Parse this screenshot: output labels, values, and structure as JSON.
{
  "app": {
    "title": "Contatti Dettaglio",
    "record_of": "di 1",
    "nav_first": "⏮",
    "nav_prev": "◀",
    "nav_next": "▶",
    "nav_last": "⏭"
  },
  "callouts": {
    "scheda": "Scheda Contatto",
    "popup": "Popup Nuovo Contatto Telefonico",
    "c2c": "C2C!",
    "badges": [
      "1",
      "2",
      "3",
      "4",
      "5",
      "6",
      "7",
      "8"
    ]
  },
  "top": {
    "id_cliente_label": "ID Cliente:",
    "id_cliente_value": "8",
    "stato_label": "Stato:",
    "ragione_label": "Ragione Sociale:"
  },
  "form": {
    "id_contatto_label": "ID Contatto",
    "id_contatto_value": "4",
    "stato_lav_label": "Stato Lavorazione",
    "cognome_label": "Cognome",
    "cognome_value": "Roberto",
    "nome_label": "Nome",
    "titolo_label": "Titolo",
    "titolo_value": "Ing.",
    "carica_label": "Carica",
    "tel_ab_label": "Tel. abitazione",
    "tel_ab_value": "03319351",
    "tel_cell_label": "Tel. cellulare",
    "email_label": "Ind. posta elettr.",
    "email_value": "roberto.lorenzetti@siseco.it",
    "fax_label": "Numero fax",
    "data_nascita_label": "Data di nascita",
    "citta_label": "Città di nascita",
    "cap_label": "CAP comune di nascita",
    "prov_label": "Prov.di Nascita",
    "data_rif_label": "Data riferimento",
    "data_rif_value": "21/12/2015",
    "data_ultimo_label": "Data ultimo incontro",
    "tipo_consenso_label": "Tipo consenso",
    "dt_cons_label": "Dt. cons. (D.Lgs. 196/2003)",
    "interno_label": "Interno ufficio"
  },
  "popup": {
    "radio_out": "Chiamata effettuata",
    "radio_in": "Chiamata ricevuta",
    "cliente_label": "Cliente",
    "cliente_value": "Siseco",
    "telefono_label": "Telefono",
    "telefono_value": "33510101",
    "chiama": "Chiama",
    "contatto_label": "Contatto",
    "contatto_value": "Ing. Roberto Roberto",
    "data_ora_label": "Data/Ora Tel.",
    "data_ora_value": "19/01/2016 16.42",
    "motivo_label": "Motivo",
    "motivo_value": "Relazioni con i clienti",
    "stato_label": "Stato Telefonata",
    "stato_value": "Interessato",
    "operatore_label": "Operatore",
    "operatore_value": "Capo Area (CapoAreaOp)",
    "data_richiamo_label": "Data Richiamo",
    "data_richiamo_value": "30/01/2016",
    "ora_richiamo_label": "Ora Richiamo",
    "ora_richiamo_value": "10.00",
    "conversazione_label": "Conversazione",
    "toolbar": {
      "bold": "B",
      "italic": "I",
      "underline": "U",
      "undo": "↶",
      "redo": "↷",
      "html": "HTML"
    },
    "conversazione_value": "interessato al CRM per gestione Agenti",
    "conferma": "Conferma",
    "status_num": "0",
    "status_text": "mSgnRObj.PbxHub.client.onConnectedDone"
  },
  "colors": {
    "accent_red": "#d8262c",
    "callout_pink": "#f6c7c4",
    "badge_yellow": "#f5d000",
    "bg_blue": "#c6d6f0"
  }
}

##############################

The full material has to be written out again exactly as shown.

## PROBLEM SOLUTION
Parse this screenshot: output labels, values, and structure as JSON.
{
  "app": {
    "title": "Contatti Dettaglio",
    "record_of": "di 1",
    "nav_first": "⏮",
    "nav_prev": "◀",
    "nav_next": "▶",
    "nav_last": "⏭"
  },
  "callouts": {
    "scheda": "Scheda Contatto",
    "popup": "Popup Nuovo Contatto Telefonico",
    "c2c": "C2C!",
    "badges": [
      "1",
      "2",
      "3",
      "4",
      "5",
      "6",
      "7",
      "8"
    ]
  },
  "top": {
    "id_cliente_label": "ID Cliente:",
    "id_cliente_value": "8",
    "stato_label": "Stato:",
    "ragione_label": "Ragione Sociale:"
  },
  "form": {
    "id_contatto_label": "ID Contatto",
    "id_contatto_value": "4",
    "stato_lav_label": "Stato Lavorazione",
    "cognome_label": "Cognome",
    "cognome_value": "Roberto",
    "nome_label": "Nome",
    "titolo_label": "Titolo",
    "titolo_value": "Ing.",
    "carica_label": "Carica",
    "tel_ab_label": "Tel. abitazione",
    "tel_ab_value": "03319351",
    "tel_cell_label": "Tel. cellulare",
    "email_label": "Ind. posta elettr.",
    "email_value": "roberto.lorenzetti@siseco.it",
    "fax_label": "Numero fax",
    "data_nascita_label": "Data di nascita",
    "citta_label": "Città di nascita",
    "cap_label": "CAP comune di nascita",
    "prov_label": "Prov.di Nascita",
    "data_rif_label": "Data riferimento",
    "data_rif_value": "21/12/2015",
    "data_ultimo_label": "Data ultimo incontro",
    "tipo_consenso_label": "Tipo consenso",
    "dt_cons_label": "Dt. cons. (D.Lgs. 196/2003)",
    "interno_label": "Interno ufficio"
  },
  "popup": {
    "radio_out": "Chiamata effettuata",
    "radio_in": "Chiamata ricevuta",
    "cliente_label": "Cliente",
    "cliente_value": "Siseco",
    "telefono_label": "Telefono",
    "telefono_value": "33510101",
    "chiama": "Chiama",
    "contatto_label": "Contatto",
    "contatto_value": "Ing. Roberto Roberto",
    "data_ora_label": "Data/Ora Tel.",
    "data_ora_value": "19/01/2016 16.42",
    "motivo_label": "Motivo",
    "motivo_value": "Relazioni con i clienti",
    "stato_label": "Stato Telefonata",
    "stato_value": "Interessato",
    "operatore_label": "Operatore",
    "operatore_value": "Capo Area (CapoAreaOp)",
    "data_richiamo_label": "Data Richiamo",
    "data_richiamo_value": "30/01/2016",
    "ora_richiamo_label": "Ora Richiamo",
    "ora_richiamo_value": "10.00",
    "conversazione_label": "Conversazione",
    "toolbar": {
      "bold": "B",
      "italic": "I",
      "underline": "U",
      "undo": "↶",
      "redo": "↷",
      "html": "HTML"
    },
    "conversazione_value": "interessato al CRM per gestione Agenti",
    "conferma": "Conferma",
    "status_num": "0",
    "status_text": "mSgnRObj.PbxHub.client.onConnectedDone"
  },
  "colors": {
    "accent_red": "#d8262c",
    "callout_pink": "#f6c7c4",
    "badge_yellow": "#f5d000",
    "bg_blue": "#c6d6f0"
  }
}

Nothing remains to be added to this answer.